"The entire experience was hugely eye-opening. I think L.A is really beautiful now," says Pasciuto, who calls Freer "one of my favorite professors at Oxy. She's so dynamic and grounded in what's happening in and beyond Los Angeles."
When Los Angeles Mayor Antonio Villaraigosa appointed Freer in 2005 to serve as a member of the influential nine-member Planning Commission—which oversees land use, housing, open space, and transportation within the city's 469 square miles—she initially balked at accepting the position. Freer saw herself as a scholar and community organizer, not a city hall insider. But then she realized that she could help change L.A. for the better. "It was an opportunity to be in a decision-making place where I could make a difference on issues that really mattered to me, like affordable housing and environmental justice concerns," says Freer, who was appointed vice president of the commission in 2008.

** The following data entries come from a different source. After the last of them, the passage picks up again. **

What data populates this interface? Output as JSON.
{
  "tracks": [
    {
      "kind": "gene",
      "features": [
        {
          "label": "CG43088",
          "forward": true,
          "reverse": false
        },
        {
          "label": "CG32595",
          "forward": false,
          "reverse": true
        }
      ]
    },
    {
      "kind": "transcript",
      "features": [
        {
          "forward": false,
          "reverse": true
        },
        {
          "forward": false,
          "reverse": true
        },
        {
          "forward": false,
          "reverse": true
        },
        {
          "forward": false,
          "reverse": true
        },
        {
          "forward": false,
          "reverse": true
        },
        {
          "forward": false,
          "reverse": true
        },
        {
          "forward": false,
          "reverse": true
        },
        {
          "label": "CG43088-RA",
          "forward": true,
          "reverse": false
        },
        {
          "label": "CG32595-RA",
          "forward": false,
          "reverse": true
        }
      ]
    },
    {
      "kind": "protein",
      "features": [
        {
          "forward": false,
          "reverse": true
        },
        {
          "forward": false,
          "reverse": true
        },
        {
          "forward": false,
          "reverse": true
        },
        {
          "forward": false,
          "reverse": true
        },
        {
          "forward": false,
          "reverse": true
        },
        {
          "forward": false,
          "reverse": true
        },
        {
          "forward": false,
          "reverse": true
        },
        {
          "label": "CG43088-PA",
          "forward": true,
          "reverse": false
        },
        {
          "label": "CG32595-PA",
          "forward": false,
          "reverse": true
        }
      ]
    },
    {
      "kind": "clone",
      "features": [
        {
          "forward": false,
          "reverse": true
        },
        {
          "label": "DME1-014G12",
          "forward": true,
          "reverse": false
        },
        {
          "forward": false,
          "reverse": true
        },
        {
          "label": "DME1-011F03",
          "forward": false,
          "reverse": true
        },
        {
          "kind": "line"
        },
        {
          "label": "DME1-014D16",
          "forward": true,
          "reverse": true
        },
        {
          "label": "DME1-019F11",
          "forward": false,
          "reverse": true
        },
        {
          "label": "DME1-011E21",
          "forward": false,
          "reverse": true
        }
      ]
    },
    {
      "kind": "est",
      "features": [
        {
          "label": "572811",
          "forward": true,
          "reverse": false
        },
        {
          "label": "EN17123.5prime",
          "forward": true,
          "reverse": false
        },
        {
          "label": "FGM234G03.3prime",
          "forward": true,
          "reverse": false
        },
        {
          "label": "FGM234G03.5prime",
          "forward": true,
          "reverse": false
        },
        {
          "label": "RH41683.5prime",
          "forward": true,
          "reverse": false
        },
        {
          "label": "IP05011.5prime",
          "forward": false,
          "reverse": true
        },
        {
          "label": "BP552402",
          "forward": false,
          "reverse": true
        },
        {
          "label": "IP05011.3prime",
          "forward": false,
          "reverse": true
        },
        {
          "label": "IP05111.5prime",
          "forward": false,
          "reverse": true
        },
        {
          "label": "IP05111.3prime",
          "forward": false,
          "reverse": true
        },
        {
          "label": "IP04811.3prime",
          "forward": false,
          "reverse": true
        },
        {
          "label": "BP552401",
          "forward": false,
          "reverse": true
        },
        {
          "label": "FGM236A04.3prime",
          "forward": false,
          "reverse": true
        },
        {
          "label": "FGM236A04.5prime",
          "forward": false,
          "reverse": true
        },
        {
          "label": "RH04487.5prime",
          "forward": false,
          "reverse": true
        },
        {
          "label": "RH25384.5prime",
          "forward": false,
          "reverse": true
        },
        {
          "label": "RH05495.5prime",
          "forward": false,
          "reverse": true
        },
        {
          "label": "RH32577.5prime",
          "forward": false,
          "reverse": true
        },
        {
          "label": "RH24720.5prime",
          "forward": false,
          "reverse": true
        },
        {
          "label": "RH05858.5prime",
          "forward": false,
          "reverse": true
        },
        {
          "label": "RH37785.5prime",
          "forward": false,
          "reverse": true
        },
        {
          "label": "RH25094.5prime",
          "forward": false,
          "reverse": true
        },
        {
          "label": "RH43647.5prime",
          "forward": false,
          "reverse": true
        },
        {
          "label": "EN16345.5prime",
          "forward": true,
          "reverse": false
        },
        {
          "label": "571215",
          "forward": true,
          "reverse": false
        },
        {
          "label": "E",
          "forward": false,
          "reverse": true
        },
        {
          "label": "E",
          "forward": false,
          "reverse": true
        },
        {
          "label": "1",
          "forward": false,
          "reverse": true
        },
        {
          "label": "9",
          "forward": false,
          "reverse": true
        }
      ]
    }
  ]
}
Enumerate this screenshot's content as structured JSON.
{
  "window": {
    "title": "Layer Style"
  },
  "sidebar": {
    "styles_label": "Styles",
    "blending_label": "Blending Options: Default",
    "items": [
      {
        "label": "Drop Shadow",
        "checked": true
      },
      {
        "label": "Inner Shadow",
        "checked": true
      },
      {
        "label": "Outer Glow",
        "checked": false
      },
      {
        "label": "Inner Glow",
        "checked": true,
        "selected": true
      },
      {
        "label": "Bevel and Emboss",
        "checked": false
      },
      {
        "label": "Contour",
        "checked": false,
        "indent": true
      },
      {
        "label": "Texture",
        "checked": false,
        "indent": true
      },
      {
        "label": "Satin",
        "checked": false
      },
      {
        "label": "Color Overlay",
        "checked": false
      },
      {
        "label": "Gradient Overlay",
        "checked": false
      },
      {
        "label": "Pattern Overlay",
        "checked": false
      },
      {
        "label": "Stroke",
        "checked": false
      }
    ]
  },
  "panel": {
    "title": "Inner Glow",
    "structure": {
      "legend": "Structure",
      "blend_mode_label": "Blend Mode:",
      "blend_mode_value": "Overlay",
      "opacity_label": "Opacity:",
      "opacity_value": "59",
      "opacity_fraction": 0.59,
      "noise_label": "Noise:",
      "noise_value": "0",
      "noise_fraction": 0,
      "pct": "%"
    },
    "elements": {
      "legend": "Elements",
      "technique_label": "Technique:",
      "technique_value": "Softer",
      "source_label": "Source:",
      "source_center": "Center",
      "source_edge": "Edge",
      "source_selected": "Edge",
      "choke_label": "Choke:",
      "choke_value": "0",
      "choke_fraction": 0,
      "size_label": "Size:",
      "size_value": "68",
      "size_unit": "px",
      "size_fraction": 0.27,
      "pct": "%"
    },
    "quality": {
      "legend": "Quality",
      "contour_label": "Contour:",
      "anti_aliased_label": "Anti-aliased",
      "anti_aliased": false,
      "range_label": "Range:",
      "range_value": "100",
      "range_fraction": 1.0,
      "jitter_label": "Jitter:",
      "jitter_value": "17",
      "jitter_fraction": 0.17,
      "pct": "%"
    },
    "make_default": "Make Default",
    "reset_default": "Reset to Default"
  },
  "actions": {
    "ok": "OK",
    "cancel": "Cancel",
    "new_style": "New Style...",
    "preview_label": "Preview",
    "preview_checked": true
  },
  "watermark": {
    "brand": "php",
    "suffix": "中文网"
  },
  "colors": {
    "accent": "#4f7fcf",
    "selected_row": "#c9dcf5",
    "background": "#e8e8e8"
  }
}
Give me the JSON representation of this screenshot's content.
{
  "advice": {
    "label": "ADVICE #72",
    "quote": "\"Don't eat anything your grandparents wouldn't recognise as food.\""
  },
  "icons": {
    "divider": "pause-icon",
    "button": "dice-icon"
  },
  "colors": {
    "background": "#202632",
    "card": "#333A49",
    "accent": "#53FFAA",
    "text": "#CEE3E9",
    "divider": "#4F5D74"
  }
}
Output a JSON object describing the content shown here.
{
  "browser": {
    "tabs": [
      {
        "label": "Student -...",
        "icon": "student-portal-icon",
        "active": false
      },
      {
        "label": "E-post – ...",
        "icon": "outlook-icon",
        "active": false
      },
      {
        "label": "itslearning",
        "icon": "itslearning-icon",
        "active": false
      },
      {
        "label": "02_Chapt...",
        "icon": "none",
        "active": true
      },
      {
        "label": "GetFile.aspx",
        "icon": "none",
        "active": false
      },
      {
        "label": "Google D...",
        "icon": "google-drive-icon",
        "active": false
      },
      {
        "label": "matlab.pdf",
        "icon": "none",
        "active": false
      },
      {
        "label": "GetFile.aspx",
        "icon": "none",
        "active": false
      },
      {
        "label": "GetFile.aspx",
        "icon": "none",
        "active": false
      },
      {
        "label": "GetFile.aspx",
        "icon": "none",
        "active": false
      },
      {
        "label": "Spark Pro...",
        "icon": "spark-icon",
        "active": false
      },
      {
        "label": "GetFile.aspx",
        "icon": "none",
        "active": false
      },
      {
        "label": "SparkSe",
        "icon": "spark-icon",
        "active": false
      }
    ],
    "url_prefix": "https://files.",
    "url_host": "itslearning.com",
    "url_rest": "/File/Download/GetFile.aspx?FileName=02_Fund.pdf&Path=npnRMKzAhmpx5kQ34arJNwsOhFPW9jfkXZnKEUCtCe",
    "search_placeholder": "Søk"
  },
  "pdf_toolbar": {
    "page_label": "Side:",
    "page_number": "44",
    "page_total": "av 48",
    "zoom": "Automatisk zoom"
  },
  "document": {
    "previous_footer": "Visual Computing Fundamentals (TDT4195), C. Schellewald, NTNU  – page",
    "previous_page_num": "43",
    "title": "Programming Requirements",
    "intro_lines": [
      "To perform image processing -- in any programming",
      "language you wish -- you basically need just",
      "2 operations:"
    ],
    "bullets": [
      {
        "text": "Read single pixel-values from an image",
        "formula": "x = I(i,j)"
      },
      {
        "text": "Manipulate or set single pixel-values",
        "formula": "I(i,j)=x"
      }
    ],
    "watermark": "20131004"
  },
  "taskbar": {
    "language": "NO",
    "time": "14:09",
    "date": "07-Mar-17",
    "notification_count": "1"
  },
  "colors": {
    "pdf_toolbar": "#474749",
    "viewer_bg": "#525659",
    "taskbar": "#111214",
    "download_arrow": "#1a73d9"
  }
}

"Regina has helped to bring health and livability and wellness as part of the planning process," says Robert Gottlieb, the Henry R. Luce Professor of Urban and Environmental Studies and director of Oxy's Urban and Environmental Policy Institute.
"Unlike some of the other commissioners, she's not speaking for her economic interest," adds fellow commission member and former L.A. City Council member Michael Woo. "She's looked upon as someone who knows the history of L.A., about the decision-making process, about the big picture."
In addition to her work with the Planning Commission, Freer is an advisory board member of the Los Angeles Black Worker Center, which researches and brings attention to the employment needs of African Americans in L.A., and sits on the community funding board of the Liberty Hill Foundation, a Los Angeles nonprofit group that invests in community-based projects on the environment, poverty and economic justice, and gay rights. Shane Goldsmith, Liberty Hill Foundation's vice president and chief program officer, says Freer has been indispensable in projects such as an assessment tool to help evaluate grant applicants and a training program to develop future city commissioners. "Regina is super-accessible, always willing to roll up her sleeves and help us," says Goldsmith. "She helps keep us out in the world."
Freer has written extensively about Los Angeles, co-authoring The Next Los Angeles: The Struggle for a Livable City with professors Gottlieb, Mark Vallianatos, and Peter Dreier, and publishing several papers on Charlotta Bass, an early 20th-century black newspaper editor and activist who ran for the U.S. vice presidency on the Progressive Party ticket with the campaign slogan "Win or lose—we win by raising the issues."
"I agree!" says Freer, who is now writing a biography of Bass. "I'm not always on the winning side, but I always try to raise the issues."